Which lines below mention "JSON"? Pick each one out.

(Element data from apps and pages)
::::::::

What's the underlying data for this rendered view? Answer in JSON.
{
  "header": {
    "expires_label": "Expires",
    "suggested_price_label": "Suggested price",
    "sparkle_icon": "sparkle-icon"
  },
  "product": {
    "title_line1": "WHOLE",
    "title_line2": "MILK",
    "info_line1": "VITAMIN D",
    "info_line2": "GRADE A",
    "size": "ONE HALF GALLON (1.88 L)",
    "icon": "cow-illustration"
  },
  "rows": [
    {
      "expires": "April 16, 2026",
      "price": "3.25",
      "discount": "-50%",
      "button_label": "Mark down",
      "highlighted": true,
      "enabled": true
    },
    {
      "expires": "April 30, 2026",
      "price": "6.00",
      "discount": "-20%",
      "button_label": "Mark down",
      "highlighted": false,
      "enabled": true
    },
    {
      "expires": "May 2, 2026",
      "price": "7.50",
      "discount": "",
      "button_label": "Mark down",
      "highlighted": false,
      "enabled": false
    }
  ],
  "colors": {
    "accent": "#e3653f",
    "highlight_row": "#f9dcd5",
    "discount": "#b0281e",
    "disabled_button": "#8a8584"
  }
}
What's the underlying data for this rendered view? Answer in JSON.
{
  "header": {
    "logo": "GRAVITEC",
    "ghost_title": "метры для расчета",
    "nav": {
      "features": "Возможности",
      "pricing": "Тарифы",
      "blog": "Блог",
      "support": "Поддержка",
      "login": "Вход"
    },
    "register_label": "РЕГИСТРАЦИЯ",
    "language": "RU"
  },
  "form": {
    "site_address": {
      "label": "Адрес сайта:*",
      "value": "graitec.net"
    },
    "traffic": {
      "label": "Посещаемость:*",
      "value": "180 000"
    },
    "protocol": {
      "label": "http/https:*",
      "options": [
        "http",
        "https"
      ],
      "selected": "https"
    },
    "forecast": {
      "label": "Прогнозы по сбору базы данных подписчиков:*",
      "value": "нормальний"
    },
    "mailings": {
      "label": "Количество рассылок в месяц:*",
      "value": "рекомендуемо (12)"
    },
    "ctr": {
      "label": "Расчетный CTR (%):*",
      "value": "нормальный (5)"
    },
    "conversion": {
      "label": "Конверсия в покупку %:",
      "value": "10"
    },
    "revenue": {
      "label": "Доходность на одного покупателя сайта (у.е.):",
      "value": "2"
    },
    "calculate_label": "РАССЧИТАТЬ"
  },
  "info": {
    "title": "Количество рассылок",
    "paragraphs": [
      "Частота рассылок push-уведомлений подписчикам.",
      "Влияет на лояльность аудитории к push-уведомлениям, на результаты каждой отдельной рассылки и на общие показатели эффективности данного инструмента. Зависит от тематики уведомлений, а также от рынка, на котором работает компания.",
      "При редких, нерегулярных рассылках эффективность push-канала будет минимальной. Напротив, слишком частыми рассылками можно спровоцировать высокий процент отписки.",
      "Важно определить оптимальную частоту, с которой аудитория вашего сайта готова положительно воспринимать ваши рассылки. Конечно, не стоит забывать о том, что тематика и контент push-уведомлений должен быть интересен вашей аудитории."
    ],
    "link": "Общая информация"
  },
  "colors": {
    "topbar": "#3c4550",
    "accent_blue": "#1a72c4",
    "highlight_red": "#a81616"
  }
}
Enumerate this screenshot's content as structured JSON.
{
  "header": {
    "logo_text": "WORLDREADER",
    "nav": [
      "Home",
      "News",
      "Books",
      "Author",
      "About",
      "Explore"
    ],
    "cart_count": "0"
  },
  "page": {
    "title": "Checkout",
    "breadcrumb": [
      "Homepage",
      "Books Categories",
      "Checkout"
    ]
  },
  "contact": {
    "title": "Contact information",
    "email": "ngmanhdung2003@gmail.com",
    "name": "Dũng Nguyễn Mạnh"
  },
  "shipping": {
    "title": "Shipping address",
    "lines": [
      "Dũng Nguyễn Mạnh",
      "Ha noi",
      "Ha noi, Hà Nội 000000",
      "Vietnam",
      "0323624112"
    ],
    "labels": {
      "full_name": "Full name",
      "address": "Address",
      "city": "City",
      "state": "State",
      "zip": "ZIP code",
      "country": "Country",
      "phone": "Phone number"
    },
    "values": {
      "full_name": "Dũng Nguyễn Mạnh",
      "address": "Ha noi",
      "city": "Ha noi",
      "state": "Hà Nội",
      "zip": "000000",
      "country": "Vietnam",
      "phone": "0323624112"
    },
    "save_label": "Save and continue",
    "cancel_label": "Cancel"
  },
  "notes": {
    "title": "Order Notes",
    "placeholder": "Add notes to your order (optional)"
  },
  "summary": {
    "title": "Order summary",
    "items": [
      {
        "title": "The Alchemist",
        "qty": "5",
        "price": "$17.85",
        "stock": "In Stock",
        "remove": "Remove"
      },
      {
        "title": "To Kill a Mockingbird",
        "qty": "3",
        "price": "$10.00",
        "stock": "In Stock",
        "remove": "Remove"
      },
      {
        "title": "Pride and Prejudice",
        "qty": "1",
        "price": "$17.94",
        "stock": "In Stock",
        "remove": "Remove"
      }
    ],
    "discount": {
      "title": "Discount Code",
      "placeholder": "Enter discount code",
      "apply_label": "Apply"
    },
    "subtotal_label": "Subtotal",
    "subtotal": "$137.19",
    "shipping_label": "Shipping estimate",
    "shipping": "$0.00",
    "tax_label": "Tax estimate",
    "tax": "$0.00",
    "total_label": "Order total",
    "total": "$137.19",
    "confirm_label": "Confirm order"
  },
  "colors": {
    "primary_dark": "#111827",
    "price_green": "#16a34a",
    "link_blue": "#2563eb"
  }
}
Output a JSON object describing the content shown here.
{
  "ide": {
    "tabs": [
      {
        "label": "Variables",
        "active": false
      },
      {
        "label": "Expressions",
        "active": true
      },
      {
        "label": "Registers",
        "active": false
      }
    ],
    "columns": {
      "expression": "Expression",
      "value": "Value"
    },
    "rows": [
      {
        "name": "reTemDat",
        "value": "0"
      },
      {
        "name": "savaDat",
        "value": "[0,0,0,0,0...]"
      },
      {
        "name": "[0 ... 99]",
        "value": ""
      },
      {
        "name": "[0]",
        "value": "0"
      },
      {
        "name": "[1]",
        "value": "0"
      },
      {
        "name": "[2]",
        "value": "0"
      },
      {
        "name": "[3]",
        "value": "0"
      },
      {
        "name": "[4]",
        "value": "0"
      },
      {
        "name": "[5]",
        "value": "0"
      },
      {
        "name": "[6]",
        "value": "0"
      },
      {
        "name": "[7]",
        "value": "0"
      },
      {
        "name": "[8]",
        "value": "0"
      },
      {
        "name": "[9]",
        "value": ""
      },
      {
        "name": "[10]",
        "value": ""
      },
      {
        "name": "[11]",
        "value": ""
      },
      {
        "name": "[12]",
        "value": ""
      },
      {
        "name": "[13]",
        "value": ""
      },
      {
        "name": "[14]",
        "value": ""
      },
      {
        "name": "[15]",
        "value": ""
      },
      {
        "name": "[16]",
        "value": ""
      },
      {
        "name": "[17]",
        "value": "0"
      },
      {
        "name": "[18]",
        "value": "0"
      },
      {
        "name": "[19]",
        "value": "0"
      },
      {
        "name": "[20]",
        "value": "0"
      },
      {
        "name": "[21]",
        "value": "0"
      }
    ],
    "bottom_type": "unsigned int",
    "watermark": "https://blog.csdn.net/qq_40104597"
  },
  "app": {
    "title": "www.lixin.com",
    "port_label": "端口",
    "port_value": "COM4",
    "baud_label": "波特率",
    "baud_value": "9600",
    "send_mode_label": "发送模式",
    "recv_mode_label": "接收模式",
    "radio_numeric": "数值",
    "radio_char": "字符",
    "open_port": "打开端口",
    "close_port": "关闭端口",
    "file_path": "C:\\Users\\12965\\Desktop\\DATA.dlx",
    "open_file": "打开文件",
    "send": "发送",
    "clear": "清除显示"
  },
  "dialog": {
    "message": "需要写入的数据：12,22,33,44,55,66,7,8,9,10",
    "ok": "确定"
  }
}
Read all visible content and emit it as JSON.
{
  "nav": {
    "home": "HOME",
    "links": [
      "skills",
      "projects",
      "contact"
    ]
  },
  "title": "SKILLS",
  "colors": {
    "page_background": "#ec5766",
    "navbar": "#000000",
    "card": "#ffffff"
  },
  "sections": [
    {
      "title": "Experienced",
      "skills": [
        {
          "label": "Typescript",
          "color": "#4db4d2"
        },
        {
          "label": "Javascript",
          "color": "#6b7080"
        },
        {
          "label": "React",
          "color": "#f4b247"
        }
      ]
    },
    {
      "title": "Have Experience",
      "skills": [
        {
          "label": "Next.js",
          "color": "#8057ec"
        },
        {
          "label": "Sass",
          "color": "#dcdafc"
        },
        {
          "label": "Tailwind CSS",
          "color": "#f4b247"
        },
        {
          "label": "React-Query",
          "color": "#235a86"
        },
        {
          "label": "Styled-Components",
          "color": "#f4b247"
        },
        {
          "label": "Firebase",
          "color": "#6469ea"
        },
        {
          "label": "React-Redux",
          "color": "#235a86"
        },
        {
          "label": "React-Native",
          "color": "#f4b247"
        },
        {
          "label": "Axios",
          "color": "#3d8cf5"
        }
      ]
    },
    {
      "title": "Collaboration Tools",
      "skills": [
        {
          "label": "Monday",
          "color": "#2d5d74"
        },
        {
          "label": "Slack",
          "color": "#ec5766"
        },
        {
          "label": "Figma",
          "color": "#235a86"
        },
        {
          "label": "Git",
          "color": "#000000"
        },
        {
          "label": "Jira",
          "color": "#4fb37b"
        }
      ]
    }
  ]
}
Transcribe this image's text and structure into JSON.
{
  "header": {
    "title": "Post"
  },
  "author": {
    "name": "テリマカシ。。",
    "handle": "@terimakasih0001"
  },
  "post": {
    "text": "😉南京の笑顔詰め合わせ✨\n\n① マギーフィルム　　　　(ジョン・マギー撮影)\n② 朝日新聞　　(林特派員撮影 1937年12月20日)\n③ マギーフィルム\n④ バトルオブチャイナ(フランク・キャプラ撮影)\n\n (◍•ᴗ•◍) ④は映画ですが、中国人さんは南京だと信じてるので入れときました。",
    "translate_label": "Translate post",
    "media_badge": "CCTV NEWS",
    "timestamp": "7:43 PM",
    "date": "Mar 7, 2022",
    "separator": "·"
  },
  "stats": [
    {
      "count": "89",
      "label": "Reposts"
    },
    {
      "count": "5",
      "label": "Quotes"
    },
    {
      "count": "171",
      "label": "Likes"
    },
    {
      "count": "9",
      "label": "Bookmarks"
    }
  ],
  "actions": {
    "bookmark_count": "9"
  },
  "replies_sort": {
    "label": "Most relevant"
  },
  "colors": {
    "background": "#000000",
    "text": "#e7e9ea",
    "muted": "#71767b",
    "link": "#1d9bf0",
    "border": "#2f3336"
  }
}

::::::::

• _Your response_:
What's the underlying data for this rendered view? Answer in JSON.
What's the underlying data for this rendered view? Answer in JSON.
Enumerate this screenshot's content as structured JSON.
Output a JSON object describing the content shown here.
Read all visible content and emit it as JSON.
Transcribe this image's text and structure into JSON.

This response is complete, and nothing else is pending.